The Spy Sings
Another looming question is why did Israel fail to rescue their agent? The reason has never been made public. Some have speculated that Israel knew it was in for a big public relations disaster and decided that giving the Pollards refuge would only aggravate it. It has also been said that turning them away was the result of a simple mix-up. Elliot Goldenberg in The Hunting Horse quotes an unnamed source as saying that Pollard would have been taken into the embassy and flown to Israel if Israel's ambassador to the United States, Meir Rosenne, had been present. Unfortunately for the spy, Rosenne was in Paris. Elyakim Rubinstein was in charge that day and he had not been briefed about plans to aid Pollard. After the incident, Rubinstein became Israel's attorney general. He has also become a vocal supporter of clemency for Pollard.
When Pollard was arrested, the Israeli government immediately denied that he was their agent. Prime Minister Shimon Peres and Foreign Minister Yitzhak Shamir both claimed complete ignorance of Israel's mole in America. A committee was formed to ferret out the truth of the matter. But Blitzer is probably correct that this was not so much the investigating body it was officially supposed to be as a "damage control" mechanism. Predictably, it concluded that Pollard's spying was a "rogue operation" unbeknownst to the highest authorities in Israel.
During his time in jail awaiting trial, Pollard was hopeful that Israel would intercede on his behalf. Instead, Israel cooperated with the U.S. government in its efforts to nail him. They agreed to turn over all the documents that Pollard had given them.
When it became obvious that the Israelis were not going to get Pollard out of his predicament, he decided to spill the details of the operations in which he had been involved to U.S. authorities. However, he always insisted that he was not committing espionage against America but for its ally Israel.
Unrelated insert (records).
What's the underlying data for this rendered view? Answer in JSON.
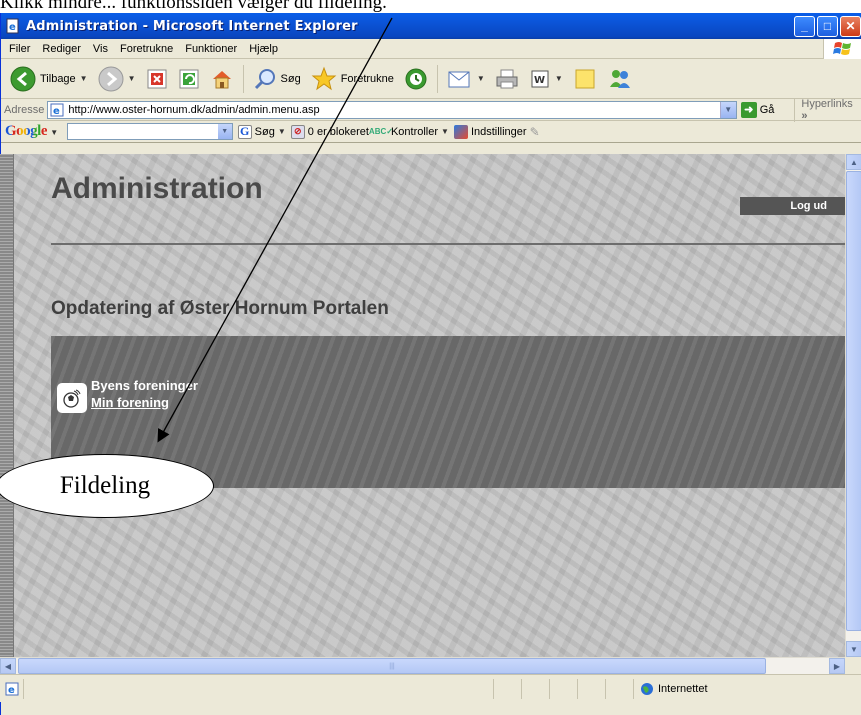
{
  "document_caption": "Klikk mindre... funktionssiden vælger du fildeling.",
  "window": {
    "title": "Administration - Microsoft Internet Explorer",
    "controls": {
      "minimize": "_",
      "maximize": "□",
      "close": "✕"
    }
  },
  "menu": {
    "items": [
      {
        "label": "Filer"
      },
      {
        "label": "Rediger"
      },
      {
        "label": "Vis"
      },
      {
        "label": "Foretrukne"
      },
      {
        "label": "Funktioner"
      },
      {
        "label": "Hjælp"
      }
    ]
  },
  "toolbar": {
    "back_label": "Tilbage",
    "search_label": "Søg",
    "favorites_label": "Foretrukne"
  },
  "address": {
    "label": "Adresse",
    "url": "http://www.oster-hornum.dk/admin/admin.menu.asp",
    "go_label": "Gå",
    "hyperlinks_label": "Hyperlinks",
    "more": "»"
  },
  "googlebar": {
    "logo": "Google",
    "search_label": "Søg",
    "blocked_label": "0 er blokeret",
    "spellcheck_label": "Kontroller",
    "settings_label": "Indstillinger"
  },
  "page": {
    "title": "Administration",
    "logout_label": "Log ud",
    "section_title": "Opdatering af Øster Hornum Portalen",
    "association_heading": "Byens foreninger",
    "association_link": "Min forening"
  },
  "annotation": {
    "callout_text": "Fildeling"
  },
  "statusbar": {
    "zone_label": "Internettet"
  },
  "colors": {
    "xp_titlebar": "#0b53d6",
    "content_bg": "#c3c3c3",
    "panel_bg": "#6e6e6e",
    "logout_bg": "#555555"
  }
}
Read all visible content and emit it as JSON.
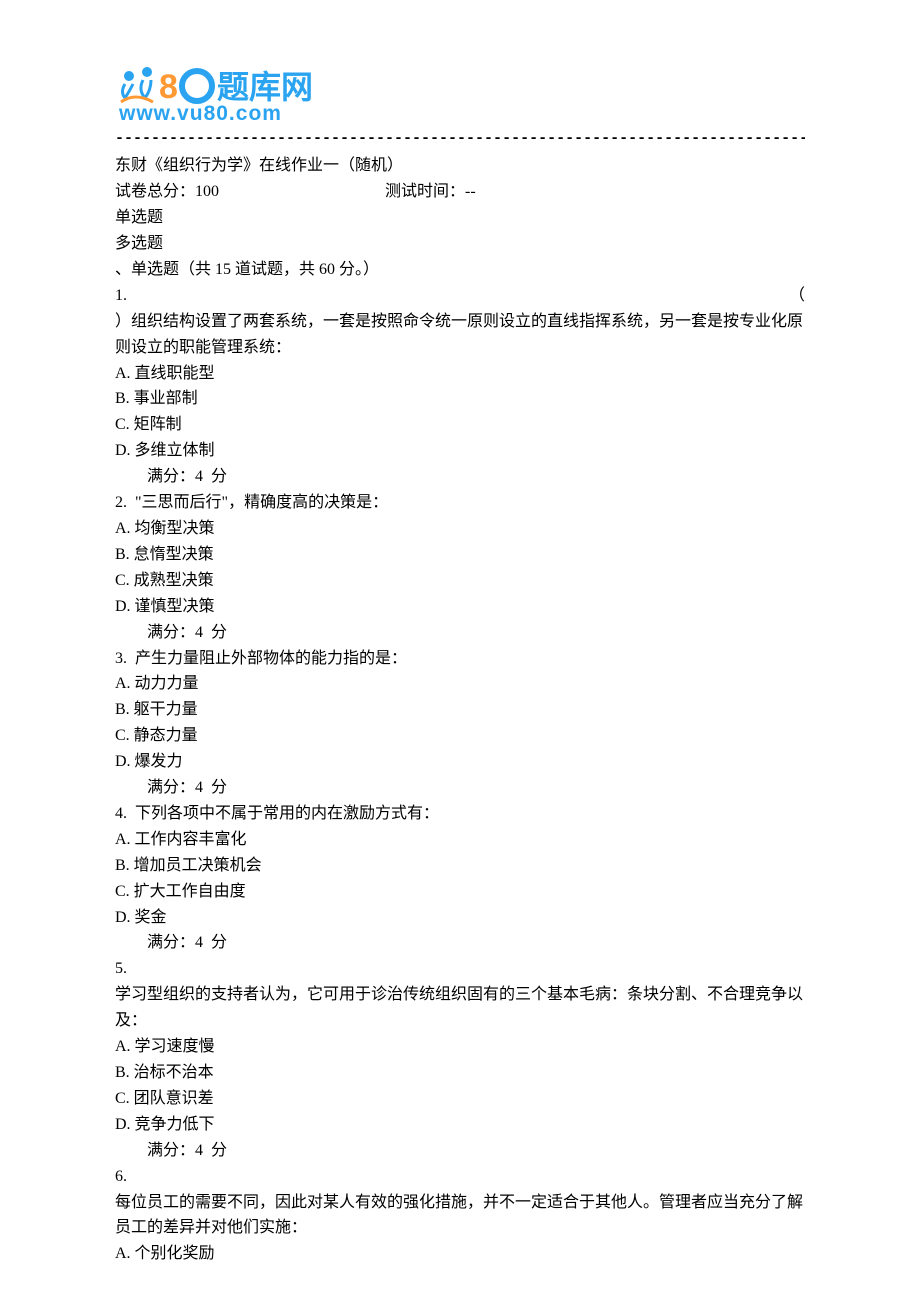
{
  "logo": {
    "top_text": "题库网",
    "url_text": "www.vu80.com"
  },
  "dashes": "------------------------------------------------------------------------------------------------------------------------",
  "header": {
    "title": "东财《组织行为学》在线作业一（随机）",
    "total_label": "试卷总分：",
    "total_value": "100",
    "time_label": "测试时间：",
    "time_value": "--",
    "nav_single": "单选题",
    "nav_multi": "多选题"
  },
  "section": {
    "title": "、单选题（共 15 道试题，共 60 分。）"
  },
  "score_text": "满分：4  分",
  "q1": {
    "num": "1.",
    "paren": "（",
    "stem": "）组织结构设置了两套系统，一套是按照命令统一原则设立的直线指挥系统，另一套是按专业化原则设立的职能管理系统：",
    "A": "A. 直线职能型",
    "B": "B. 事业部制",
    "C": "C. 矩阵制",
    "D": "D. 多维立体制"
  },
  "q2": {
    "stem": "2.  \"三思而后行\"，精确度高的决策是：",
    "A": "A. 均衡型决策",
    "B": "B. 怠惰型决策",
    "C": "C. 成熟型决策",
    "D": "D. 谨慎型决策"
  },
  "q3": {
    "stem": "3.  产生力量阻止外部物体的能力指的是：",
    "A": "A. 动力力量",
    "B": "B. 躯干力量",
    "C": "C. 静态力量",
    "D": "D. 爆发力"
  },
  "q4": {
    "stem": "4.  下列各项中不属于常用的内在激励方式有：",
    "A": "A. 工作内容丰富化",
    "B": "B. 增加员工决策机会",
    "C": "C. 扩大工作自由度",
    "D": "D. 奖金"
  },
  "q5": {
    "num": "5.",
    "stem": "学习型组织的支持者认为，它可用于诊治传统组织固有的三个基本毛病：条块分割、不合理竞争以及：",
    "A": "A. 学习速度慢",
    "B": "B. 治标不治本",
    "C": "C. 团队意识差",
    "D": "D. 竞争力低下"
  },
  "q6": {
    "num": "6.",
    "stem": "每位员工的需要不同，因此对某人有效的强化措施，并不一定适合于其他人。管理者应当充分了解员工的差异并对他们实施：",
    "A": "A. 个别化奖励"
  }
}
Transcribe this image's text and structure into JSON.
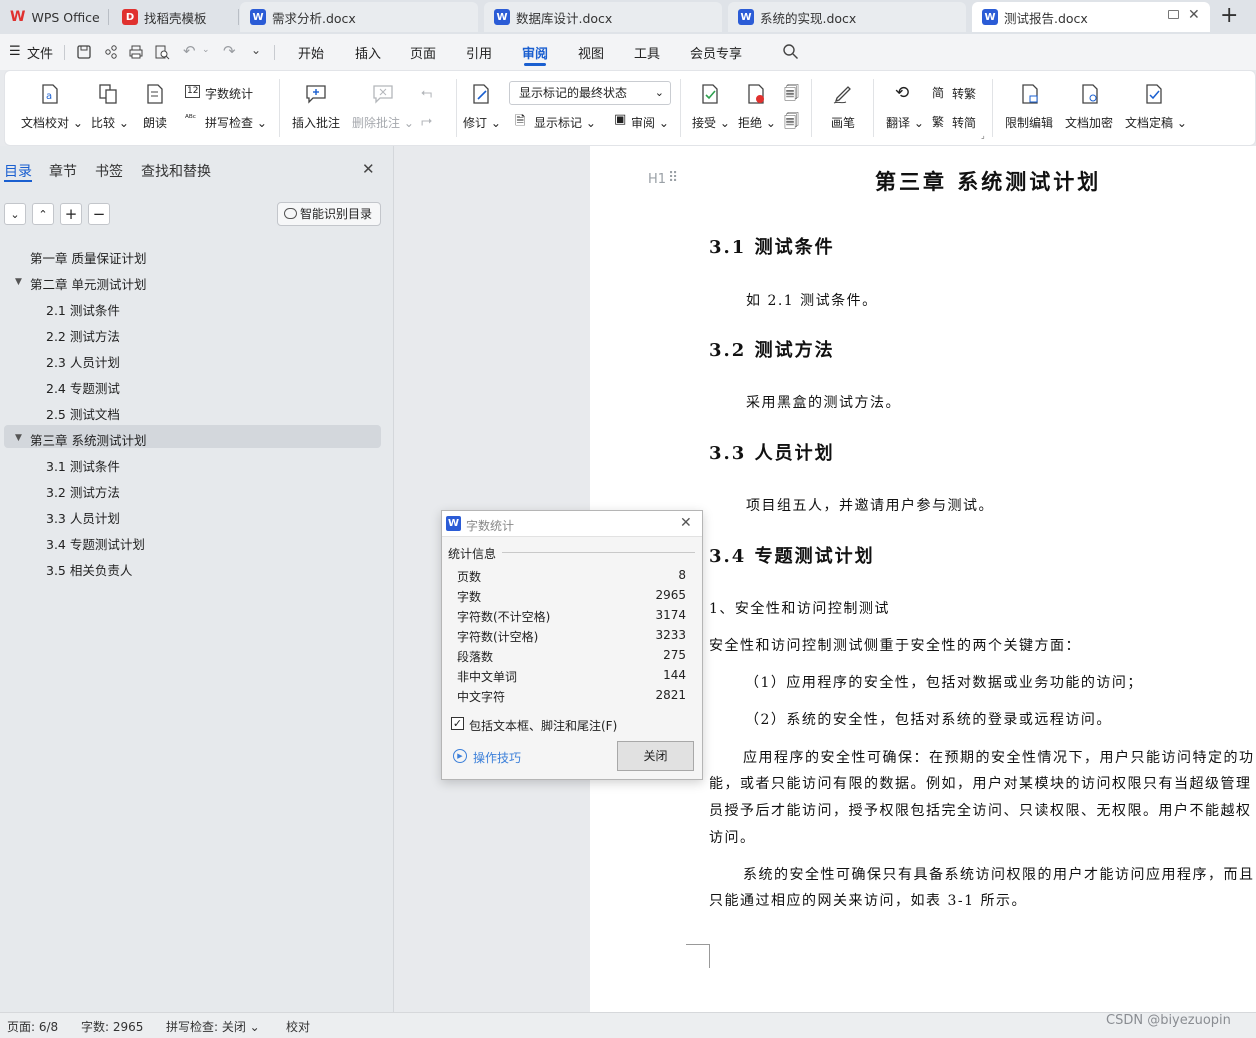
{
  "tabs": [
    {
      "label": "WPS Office",
      "icon": "wps-logo-icon",
      "active": false
    },
    {
      "label": "找稻壳模板",
      "icon": "docer-icon",
      "active": false
    },
    {
      "label": "需求分析.docx",
      "icon": "word-doc-icon",
      "active": false
    },
    {
      "label": "数据库设计.docx",
      "icon": "word-doc-icon",
      "active": false
    },
    {
      "label": "系统的实现.docx",
      "icon": "word-doc-icon",
      "active": false
    },
    {
      "label": "测试报告.docx",
      "icon": "word-doc-icon",
      "active": true
    }
  ],
  "menubar": {
    "file_label": "文件",
    "items": [
      "开始",
      "插入",
      "页面",
      "引用",
      "审阅",
      "视图",
      "工具",
      "会员专享"
    ],
    "active": "审阅"
  },
  "ribbon": {
    "doc_proofread": "文档校对",
    "compare": "比较",
    "read_aloud": "朗读",
    "word_count": "字数统计",
    "spell_check": "拼写检查",
    "insert_comment": "插入批注",
    "delete_comment": "删除批注",
    "track_changes": "修订",
    "markup_select": "显示标记的最终状态",
    "show_markup": "显示标记",
    "review": "审阅",
    "accept": "接受",
    "reject": "拒绝",
    "pen": "画笔",
    "translate": "翻译",
    "to_traditional": "转繁",
    "to_simplified": "转简",
    "restrict_edit": "限制编辑",
    "encrypt": "文档加密",
    "finalize": "文档定稿"
  },
  "sidebar": {
    "tabs": [
      "目录",
      "章节",
      "书签",
      "查找和替换"
    ],
    "active_tab": "目录",
    "smart_toc": "智能识别目录",
    "toc": [
      {
        "label": "第一章  质量保证计划",
        "level": 1,
        "expanded": false,
        "selected": false
      },
      {
        "label": "第二章  单元测试计划",
        "level": 1,
        "expanded": true,
        "selected": false
      },
      {
        "label": "2.1  测试条件",
        "level": 2
      },
      {
        "label": "2.2  测试方法",
        "level": 2
      },
      {
        "label": "2.3  人员计划",
        "level": 2
      },
      {
        "label": "2.4  专题测试",
        "level": 2
      },
      {
        "label": "2.5  测试文档",
        "level": 2
      },
      {
        "label": "第三章  系统测试计划",
        "level": 1,
        "expanded": true,
        "selected": true
      },
      {
        "label": "3.1  测试条件",
        "level": 2
      },
      {
        "label": "3.2  测试方法",
        "level": 2
      },
      {
        "label": "3.3  人员计划",
        "level": 2
      },
      {
        "label": "3.4  专题测试计划",
        "level": 2
      },
      {
        "label": "3.5 相关负责人",
        "level": 2
      }
    ]
  },
  "document": {
    "heading_marker": "H1",
    "chapter_title": "第三章  系统测试计划",
    "sections": [
      {
        "num": "3.1",
        "title": "测试条件",
        "text": "如 2.1 测试条件。"
      },
      {
        "num": "3.2",
        "title": "测试方法",
        "text": "采用黑盒的测试方法。"
      },
      {
        "num": "3.3",
        "title": "人员计划",
        "text": "项目组五人，并邀请用户参与测试。"
      },
      {
        "num": "3.4",
        "title": "专题测试计划",
        "text": ""
      }
    ],
    "paragraphs": [
      "1、安全性和访问控制测试",
      "安全性和访问控制测试侧重于安全性的两个关键方面：",
      "（1）应用程序的安全性，包括对数据或业务功能的访问；",
      "（2）系统的安全性，包括对系统的登录或远程访问。",
      "应用程序的安全性可确保：在预期的安全性情况下，用户只能访问特定的功",
      "能，或者只能访问有限的数据。例如，用户对某模块的访问权限只有当超级管理",
      "员授予后才能访问，授予权限包括完全访问、只读权限、无权限。用户不能越权",
      "访问。",
      "系统的安全性可确保只有具备系统访问权限的用户才能访问应用程序，而且",
      "只能通过相应的网关来访问，如表 3-1 所示。"
    ]
  },
  "dialog": {
    "title": "字数统计",
    "section_label": "统计信息",
    "stats": [
      {
        "label": "页数",
        "value": "8"
      },
      {
        "label": "字数",
        "value": "2965"
      },
      {
        "label": "字符数(不计空格)",
        "value": "3174"
      },
      {
        "label": "字符数(计空格)",
        "value": "3233"
      },
      {
        "label": "段落数",
        "value": "275"
      },
      {
        "label": "非中文单词",
        "value": "144"
      },
      {
        "label": "中文字符",
        "value": "2821"
      }
    ],
    "checkbox_label": "包括文本框、脚注和尾注(F)",
    "checkbox_checked": true,
    "tips_label": "操作技巧",
    "close_button": "关闭"
  },
  "status": {
    "page": "页面: 6/8",
    "words": "字数: 2965",
    "spell": "拼写检查: 关闭",
    "proof": "校对",
    "watermark": "CSDN @biyezuopin"
  },
  "colors": {
    "accent": "#1a5fd0",
    "wps_red": "#e0312f",
    "word_blue": "#2b5cd6"
  }
}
The charges against him were very serious and carried a possible sentence of life. Anne Henderson-Pollard was charged with two counts, one of "conspiring to receive embezzled government property" and another of "unauthorized possession of national defense information." Each charge carried a possible maximum of five years behind bars. She was especially terrified of continued incarceration because her time in jail had been horrendous. By the time of the trial, the 25-year-old had lost 50 pounds and her hair had gone gray. Henderson-Pollard claimed that she had been "locked in a tiny, windowless, roach and rat-infested cell for 23 1/2 to 24 hours a day. I was deliberately denied essential medical treatment and prescriptions for my numerous health problems, and almost died as a result of this."
Joseph DiGenova, a volatile and ambitious man with bushy eyebrows and an intense stare, headed the government's prosecutorial team.
Richard Hibey, a respected attorney, defended Jonathan Pollard. Later, both Jonathan Pollard and his father would express grave doubts about whether or not the lawyer truly had his client's best interests at heart.
Pollard's attorneys cut a deal with the prosecution. Their client would plead guilty if the prosecutors would not ask for the maximum sentence. The deal was accepted.
The spy pled guilty. Jay Pollard sat in the courtroom, visibly trembling, as he made the plea.
"Do you know of any reason why I shouldn't accept your plea?" Judge Aubrey Robinson asked.
"No, sir, I don't," Pollard replied in a sickly-sounding voice.
The judge tried to impress the gravity of the situation upon the spy and make certain he knew that the deal carried no guarantee. "You realize I could still impose life imprisonment?" Robinson continued.
"Yes," Jay said.
Shortly thereafter, in the same court session, Anne Henderson-Pollard, pitifully thin, hunched over in apparent pain, and wearing a dress of funereal black, pled guilty to a single count of "conspiring to receive and possessing stolen documents."